Six native players were set to take on five imperial ones. The native commanders could talk to one another, but the British commanders couldn't. This proved to be a tremendous advantage.
The winner would be determined by points. These could be accumulated by destroying enemy units as well as taking key geographical objectives on the table. At one end there was a small town held by two companies of highlanders and two companies of raw militia. Adding to the defense was a section of royal artillery and one of miserable native stock. In the middle was a vital oasis defended by two companies of redcoats. And then at the extreme opposite end was the bulk of the allied force made up of four British companies, three Egyptian, two sections of royal artillery, two troops of British lancers, two troops of Egyptian cavalry and a large baggage train.
To oppose this formidable force were several groups of native warriors.
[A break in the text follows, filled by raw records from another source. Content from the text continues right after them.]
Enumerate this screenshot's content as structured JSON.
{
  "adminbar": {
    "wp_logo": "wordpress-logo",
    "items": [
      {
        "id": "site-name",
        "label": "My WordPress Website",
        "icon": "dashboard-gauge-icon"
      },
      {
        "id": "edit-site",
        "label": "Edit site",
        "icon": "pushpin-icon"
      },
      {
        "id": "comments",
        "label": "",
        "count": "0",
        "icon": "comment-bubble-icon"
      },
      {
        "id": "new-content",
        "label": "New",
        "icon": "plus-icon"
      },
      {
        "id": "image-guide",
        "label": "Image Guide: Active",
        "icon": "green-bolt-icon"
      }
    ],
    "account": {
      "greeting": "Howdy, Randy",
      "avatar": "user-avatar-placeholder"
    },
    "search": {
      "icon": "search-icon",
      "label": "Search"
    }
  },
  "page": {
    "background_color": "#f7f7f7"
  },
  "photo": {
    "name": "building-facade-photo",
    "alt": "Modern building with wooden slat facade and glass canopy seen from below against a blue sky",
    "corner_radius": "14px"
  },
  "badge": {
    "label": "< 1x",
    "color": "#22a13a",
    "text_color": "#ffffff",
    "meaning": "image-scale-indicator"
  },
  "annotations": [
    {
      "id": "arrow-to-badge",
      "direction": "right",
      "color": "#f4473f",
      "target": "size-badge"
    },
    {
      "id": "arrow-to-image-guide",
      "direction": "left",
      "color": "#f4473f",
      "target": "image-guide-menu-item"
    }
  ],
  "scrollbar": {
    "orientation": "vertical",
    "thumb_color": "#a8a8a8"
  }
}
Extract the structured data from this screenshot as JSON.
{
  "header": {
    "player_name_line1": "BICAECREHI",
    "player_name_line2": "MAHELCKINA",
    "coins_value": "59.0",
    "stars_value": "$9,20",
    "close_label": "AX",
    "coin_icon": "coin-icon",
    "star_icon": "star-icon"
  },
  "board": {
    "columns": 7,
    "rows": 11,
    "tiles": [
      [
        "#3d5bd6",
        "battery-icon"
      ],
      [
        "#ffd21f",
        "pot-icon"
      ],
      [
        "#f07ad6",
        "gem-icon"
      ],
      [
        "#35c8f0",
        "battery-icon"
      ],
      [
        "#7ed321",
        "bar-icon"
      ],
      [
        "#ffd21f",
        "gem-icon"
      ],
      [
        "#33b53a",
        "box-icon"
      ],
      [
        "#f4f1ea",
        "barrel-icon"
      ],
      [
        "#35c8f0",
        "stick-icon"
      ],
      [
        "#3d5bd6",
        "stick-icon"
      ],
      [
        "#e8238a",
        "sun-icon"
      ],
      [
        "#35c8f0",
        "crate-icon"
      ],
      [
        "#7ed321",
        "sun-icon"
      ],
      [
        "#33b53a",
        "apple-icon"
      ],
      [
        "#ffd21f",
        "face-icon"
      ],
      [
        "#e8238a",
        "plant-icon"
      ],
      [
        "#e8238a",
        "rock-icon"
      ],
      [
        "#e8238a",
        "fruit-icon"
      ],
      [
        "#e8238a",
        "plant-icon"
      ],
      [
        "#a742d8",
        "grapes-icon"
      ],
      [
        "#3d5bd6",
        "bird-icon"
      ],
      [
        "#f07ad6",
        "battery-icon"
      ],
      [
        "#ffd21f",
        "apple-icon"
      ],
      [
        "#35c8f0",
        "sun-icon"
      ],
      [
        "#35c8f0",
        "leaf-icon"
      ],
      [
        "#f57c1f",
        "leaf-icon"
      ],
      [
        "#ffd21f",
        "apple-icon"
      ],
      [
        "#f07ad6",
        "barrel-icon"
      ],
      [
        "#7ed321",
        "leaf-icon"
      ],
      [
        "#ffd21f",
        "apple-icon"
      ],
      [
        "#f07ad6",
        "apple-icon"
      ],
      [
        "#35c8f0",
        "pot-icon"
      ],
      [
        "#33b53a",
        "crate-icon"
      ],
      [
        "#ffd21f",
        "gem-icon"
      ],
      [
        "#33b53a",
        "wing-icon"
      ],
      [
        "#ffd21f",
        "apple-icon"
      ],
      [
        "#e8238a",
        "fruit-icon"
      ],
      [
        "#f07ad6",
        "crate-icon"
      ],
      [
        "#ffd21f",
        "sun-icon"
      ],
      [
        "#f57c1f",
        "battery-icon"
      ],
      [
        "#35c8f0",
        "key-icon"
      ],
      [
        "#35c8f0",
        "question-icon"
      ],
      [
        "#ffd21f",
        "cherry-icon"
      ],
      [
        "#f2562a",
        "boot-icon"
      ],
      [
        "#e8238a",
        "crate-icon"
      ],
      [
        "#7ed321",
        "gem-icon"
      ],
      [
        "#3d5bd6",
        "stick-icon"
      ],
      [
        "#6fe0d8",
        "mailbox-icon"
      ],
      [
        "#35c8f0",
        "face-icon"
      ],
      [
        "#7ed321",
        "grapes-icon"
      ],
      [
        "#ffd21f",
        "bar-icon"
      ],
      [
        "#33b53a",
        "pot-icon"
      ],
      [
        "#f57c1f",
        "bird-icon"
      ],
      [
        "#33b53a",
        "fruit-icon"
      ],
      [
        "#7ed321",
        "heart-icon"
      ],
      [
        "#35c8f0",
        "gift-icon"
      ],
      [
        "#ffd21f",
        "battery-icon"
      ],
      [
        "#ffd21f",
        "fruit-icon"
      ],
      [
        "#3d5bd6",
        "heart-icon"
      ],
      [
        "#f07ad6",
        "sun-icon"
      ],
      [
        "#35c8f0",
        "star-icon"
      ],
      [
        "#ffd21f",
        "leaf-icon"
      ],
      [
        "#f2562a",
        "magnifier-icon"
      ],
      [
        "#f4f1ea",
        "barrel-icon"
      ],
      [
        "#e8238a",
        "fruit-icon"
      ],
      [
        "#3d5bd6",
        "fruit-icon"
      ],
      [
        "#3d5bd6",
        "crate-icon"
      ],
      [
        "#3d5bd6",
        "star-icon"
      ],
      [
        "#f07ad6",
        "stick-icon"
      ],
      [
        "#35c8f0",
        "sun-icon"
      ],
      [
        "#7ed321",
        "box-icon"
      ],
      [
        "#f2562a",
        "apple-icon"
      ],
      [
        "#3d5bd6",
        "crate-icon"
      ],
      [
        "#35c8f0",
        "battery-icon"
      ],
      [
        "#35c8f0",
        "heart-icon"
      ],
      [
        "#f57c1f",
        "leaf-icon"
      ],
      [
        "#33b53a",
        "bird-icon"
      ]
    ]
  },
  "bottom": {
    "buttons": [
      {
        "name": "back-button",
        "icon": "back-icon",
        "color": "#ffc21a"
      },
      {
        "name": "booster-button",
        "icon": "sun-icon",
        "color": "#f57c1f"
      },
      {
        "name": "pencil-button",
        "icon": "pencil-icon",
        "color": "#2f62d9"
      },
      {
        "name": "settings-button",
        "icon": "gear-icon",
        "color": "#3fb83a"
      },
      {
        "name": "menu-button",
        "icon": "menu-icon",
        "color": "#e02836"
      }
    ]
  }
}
Initially, this observer thought they would be hard pressed to make their way through sheets of disciplined fire to come to grips with their enemies, but this proved not to be the case.
|The town, awaiting the assault|
|The powerful relief column|
|The two companies trying to defend the oasis are overwhelmed by native cavalry.|